» Excerpts from an interface dataset
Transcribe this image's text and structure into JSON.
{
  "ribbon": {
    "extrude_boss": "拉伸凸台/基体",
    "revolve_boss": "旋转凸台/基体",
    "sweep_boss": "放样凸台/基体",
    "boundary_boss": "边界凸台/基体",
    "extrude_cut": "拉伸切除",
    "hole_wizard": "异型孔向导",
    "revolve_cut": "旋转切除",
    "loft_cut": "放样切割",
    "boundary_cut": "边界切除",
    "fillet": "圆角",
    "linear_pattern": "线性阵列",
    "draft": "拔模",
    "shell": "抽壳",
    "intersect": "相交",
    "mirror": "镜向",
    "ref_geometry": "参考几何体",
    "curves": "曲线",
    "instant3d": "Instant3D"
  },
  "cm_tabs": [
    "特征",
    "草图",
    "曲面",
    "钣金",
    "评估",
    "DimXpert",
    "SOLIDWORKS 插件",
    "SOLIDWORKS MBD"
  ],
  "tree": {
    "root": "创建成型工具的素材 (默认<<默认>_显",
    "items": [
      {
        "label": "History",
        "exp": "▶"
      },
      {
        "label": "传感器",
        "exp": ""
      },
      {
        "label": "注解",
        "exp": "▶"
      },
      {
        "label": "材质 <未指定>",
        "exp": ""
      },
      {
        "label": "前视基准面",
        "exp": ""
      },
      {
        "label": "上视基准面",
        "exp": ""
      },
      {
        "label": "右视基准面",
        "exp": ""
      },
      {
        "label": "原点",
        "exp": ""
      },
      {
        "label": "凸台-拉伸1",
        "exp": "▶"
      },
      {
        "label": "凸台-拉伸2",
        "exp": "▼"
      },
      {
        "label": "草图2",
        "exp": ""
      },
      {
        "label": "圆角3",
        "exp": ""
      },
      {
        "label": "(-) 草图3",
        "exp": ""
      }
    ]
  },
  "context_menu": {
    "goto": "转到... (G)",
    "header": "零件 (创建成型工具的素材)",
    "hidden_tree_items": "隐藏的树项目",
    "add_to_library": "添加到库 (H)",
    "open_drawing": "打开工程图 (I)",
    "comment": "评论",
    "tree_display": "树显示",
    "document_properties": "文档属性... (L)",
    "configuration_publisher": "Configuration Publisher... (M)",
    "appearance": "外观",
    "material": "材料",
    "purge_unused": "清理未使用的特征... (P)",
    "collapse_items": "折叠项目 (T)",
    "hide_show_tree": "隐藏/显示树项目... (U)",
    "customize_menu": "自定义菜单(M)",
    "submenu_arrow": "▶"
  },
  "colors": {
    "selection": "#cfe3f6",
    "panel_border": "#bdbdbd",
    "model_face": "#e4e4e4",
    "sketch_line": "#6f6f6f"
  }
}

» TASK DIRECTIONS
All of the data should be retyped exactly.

» RESPONSE AREA
Transcribe this image's text and structure into JSON.
{
  "ribbon": {
    "extrude_boss": "拉伸凸台/基体",
    "revolve_boss": "旋转凸台/基体",
    "sweep_boss": "放样凸台/基体",
    "boundary_boss": "边界凸台/基体",
    "extrude_cut": "拉伸切除",
    "hole_wizard": "异型孔向导",
    "revolve_cut": "旋转切除",
    "loft_cut": "放样切割",
    "boundary_cut": "边界切除",
    "fillet": "圆角",
    "linear_pattern": "线性阵列",
    "draft": "拔模",
    "shell": "抽壳",
    "intersect": "相交",
    "mirror": "镜向",
    "ref_geometry": "参考几何体",
    "curves": "曲线",
    "instant3d": "Instant3D"
  },
  "cm_tabs": [
    "特征",
    "草图",
    "曲面",
    "钣金",
    "评估",
    "DimXpert",
    "SOLIDWORKS 插件",
    "SOLIDWORKS MBD"
  ],
  "tree": {
    "root": "创建成型工具的素材 (默认<<默认>_显",
    "items": [
      {
        "label": "History",
        "exp": "▶"
      },
      {
        "label": "传感器",
        "exp": ""
      },
      {
        "label": "注解",
        "exp": "▶"
      },
      {
        "label": "材质 <未指定>",
        "exp": ""
      },
      {
        "label": "前视基准面",
        "exp": ""
      },
      {
        "label": "上视基准面",
        "exp": ""
      },
      {
        "label": "右视基准面",
        "exp": ""
      },
      {
        "label": "原点",
        "exp": ""
      },
      {
        "label": "凸台-拉伸1",
        "exp": "▶"
      },
      {
        "label": "凸台-拉伸2",
        "exp": "▼"
      },
      {
        "label": "草图2",
        "exp": ""
      },
      {
        "label": "圆角3",
        "exp": ""
      },
      {
        "label": "(-) 草图3",
        "exp": ""
      }
    ]
  },
  "context_menu": {
    "goto": "转到... (G)",
    "header": "零件 (创建成型工具的素材)",
    "hidden_tree_items": "隐藏的树项目",
    "add_to_library": "添加到库 (H)",
    "open_drawing": "打开工程图 (I)",
    "comment": "评论",
    "tree_display": "树显示",
    "document_properties": "文档属性... (L)",
    "configuration_publisher": "Configuration Publisher... (M)",
    "appearance": "外观",
    "material": "材料",
    "purge_unused": "清理未使用的特征... (P)",
    "collapse_items": "折叠项目 (T)",
    "hide_show_tree": "隐藏/显示树项目... (U)",
    "customize_menu": "自定义菜单(M)",
    "submenu_arrow": "▶"
  },
  "colors": {
    "selection": "#cfe3f6",
    "panel_border": "#bdbdbd",
    "model_face": "#e4e4e4",
    "sketch_line": "#6f6f6f"
  }
}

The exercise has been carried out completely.